## SUPPLIED MATERIAL
* * *

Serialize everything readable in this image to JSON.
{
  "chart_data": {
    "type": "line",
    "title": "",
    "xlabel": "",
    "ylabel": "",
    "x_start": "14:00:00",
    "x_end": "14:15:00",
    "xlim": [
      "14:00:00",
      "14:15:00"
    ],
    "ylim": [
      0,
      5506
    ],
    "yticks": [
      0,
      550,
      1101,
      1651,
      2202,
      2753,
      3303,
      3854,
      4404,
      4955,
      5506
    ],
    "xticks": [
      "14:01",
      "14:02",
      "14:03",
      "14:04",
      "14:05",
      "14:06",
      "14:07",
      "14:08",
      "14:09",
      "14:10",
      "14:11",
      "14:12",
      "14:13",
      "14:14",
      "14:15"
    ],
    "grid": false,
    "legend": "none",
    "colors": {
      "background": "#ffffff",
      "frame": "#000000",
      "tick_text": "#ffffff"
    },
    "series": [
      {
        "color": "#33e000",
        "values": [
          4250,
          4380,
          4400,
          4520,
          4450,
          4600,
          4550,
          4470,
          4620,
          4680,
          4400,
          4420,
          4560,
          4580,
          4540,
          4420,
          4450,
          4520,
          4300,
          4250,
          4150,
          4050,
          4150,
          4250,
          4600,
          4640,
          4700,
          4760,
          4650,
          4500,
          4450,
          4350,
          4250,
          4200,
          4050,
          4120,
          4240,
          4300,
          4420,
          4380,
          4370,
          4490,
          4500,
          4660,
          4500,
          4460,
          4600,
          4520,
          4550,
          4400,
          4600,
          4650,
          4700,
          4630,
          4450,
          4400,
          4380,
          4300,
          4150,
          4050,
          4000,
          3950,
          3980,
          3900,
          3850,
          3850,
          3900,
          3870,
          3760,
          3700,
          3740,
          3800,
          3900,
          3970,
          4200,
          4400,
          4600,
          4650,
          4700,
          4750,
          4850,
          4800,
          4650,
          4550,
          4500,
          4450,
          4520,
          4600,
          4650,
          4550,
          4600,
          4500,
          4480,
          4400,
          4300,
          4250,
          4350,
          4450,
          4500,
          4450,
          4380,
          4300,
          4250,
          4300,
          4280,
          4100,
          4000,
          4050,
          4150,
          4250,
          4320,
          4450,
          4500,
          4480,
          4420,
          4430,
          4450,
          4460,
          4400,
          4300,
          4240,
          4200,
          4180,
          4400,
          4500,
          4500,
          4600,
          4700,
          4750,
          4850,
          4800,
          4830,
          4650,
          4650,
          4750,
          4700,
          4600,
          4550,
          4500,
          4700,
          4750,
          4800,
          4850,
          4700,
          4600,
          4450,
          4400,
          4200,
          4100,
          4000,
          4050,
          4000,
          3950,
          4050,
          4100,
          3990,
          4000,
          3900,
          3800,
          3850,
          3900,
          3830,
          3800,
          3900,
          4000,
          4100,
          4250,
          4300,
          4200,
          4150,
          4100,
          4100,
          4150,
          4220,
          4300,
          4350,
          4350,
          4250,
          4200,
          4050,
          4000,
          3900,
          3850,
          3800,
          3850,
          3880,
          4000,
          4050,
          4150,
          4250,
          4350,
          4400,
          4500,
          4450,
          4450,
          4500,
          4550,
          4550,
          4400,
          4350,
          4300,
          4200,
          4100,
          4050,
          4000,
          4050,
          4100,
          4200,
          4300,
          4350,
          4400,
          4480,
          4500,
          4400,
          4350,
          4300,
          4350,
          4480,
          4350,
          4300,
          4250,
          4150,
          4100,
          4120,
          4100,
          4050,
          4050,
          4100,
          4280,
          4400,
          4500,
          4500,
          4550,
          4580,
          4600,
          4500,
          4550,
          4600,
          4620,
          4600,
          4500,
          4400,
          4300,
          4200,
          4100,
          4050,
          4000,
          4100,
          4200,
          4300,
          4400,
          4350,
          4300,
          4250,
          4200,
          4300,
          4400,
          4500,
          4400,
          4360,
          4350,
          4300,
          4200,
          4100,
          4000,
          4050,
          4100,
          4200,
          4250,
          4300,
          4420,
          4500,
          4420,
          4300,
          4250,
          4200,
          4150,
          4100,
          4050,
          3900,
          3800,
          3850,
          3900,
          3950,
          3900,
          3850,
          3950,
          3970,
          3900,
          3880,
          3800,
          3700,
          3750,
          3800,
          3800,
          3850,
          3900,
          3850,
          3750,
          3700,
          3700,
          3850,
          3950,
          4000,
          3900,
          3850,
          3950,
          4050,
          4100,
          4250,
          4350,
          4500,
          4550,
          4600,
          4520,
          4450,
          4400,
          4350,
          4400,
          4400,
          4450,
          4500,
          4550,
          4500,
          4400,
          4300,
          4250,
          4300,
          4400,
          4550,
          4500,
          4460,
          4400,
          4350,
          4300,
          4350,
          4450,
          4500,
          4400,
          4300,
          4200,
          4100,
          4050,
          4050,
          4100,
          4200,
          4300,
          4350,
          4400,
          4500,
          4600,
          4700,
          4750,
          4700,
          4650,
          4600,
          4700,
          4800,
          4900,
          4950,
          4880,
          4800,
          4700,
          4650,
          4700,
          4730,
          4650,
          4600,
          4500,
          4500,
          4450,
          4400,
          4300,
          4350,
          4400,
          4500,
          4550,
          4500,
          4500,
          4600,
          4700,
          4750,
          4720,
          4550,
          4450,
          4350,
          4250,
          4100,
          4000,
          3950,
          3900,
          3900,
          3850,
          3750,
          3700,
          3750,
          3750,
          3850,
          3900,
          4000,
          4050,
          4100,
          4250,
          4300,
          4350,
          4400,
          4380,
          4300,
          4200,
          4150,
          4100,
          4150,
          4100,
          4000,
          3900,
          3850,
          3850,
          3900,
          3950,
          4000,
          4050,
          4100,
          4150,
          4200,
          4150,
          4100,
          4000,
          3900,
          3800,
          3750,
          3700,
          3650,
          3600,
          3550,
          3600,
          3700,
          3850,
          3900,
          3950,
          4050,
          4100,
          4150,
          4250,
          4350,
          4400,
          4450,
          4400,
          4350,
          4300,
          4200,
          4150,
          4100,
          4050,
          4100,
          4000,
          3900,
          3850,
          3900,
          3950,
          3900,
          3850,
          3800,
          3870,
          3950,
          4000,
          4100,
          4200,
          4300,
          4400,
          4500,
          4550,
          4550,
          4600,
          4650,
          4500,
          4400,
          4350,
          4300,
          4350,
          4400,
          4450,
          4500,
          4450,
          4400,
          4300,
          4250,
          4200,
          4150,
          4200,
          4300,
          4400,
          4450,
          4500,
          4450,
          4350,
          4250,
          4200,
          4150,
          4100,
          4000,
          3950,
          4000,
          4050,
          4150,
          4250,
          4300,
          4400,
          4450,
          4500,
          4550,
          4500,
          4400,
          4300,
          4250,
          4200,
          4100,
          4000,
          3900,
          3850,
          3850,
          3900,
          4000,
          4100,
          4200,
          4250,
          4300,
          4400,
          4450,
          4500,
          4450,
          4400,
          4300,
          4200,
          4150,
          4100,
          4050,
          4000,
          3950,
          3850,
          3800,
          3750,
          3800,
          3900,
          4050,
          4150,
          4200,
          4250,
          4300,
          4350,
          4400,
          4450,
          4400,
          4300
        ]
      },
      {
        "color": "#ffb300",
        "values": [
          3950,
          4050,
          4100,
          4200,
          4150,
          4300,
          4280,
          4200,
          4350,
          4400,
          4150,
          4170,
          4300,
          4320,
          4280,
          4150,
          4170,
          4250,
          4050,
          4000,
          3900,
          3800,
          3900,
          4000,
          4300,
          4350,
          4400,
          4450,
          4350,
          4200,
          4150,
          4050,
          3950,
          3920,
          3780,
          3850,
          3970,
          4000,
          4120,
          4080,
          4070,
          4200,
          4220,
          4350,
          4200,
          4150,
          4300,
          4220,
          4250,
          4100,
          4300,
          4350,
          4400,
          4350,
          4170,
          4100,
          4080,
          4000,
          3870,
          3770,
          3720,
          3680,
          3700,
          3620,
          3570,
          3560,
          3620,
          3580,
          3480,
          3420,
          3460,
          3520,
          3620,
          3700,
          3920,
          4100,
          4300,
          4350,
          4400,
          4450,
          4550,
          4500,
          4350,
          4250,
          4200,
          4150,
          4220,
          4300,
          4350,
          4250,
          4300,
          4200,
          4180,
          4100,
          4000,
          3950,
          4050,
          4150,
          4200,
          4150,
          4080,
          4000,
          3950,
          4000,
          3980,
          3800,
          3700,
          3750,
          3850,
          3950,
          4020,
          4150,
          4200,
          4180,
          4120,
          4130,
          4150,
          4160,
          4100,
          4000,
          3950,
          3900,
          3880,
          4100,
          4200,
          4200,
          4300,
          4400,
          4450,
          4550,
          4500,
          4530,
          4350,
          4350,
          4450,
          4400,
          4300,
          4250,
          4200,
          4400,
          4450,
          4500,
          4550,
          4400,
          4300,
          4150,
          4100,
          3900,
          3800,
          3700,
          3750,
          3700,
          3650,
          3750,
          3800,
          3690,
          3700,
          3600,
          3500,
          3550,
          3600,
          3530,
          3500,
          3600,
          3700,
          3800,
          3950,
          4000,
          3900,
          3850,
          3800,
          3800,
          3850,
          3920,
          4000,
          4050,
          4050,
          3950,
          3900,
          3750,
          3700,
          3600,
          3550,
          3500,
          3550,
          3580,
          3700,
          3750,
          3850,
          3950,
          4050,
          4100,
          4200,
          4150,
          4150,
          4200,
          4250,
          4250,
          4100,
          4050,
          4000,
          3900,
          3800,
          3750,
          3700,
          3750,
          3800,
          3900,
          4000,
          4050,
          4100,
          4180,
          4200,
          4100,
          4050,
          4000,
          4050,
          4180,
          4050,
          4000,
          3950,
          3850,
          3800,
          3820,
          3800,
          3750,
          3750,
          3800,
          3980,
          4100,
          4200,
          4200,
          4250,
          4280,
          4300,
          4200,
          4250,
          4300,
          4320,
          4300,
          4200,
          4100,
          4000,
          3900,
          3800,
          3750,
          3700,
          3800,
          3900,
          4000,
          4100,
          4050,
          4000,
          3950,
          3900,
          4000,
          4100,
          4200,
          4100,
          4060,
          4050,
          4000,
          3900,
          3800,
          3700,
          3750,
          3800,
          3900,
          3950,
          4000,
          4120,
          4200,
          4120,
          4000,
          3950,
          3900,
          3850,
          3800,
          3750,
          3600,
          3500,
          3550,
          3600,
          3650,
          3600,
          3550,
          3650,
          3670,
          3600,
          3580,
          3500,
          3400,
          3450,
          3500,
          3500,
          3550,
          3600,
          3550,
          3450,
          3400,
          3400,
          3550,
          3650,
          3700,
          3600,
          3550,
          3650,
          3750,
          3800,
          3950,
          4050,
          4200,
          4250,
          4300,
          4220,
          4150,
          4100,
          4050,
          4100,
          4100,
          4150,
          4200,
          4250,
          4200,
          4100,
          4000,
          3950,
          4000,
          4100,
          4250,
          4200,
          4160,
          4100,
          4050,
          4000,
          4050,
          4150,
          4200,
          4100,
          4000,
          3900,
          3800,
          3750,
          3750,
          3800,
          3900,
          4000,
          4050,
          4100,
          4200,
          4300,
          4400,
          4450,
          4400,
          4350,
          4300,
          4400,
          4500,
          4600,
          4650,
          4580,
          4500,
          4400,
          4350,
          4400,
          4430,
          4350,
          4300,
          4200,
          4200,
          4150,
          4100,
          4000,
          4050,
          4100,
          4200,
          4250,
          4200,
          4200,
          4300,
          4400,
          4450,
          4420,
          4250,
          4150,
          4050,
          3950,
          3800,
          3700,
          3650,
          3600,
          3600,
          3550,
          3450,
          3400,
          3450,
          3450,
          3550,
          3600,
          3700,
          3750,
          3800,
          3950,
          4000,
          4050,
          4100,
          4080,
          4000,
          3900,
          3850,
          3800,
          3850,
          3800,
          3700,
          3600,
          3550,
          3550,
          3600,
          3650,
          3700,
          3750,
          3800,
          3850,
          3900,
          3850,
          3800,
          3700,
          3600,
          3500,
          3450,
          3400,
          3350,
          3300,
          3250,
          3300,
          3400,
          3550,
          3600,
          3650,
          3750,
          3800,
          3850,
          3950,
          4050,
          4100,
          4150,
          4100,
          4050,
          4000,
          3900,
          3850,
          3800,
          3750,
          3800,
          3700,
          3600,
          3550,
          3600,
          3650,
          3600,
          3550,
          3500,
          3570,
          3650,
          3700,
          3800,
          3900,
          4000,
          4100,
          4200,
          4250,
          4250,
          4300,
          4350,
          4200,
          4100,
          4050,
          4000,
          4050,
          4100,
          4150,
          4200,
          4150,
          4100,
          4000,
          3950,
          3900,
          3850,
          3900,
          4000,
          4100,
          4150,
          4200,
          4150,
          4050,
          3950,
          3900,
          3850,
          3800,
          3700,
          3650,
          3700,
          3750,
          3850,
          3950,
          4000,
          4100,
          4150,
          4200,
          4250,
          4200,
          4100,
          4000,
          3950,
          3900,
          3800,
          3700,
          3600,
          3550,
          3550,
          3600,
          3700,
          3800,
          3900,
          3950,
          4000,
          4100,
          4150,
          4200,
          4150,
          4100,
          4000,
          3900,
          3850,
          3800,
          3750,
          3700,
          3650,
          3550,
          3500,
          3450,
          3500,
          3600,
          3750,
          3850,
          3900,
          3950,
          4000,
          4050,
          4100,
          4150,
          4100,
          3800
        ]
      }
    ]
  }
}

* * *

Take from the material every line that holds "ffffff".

## TASK ANSWER
      "background": "#ffffff",
      "tick_text": "#ffffff"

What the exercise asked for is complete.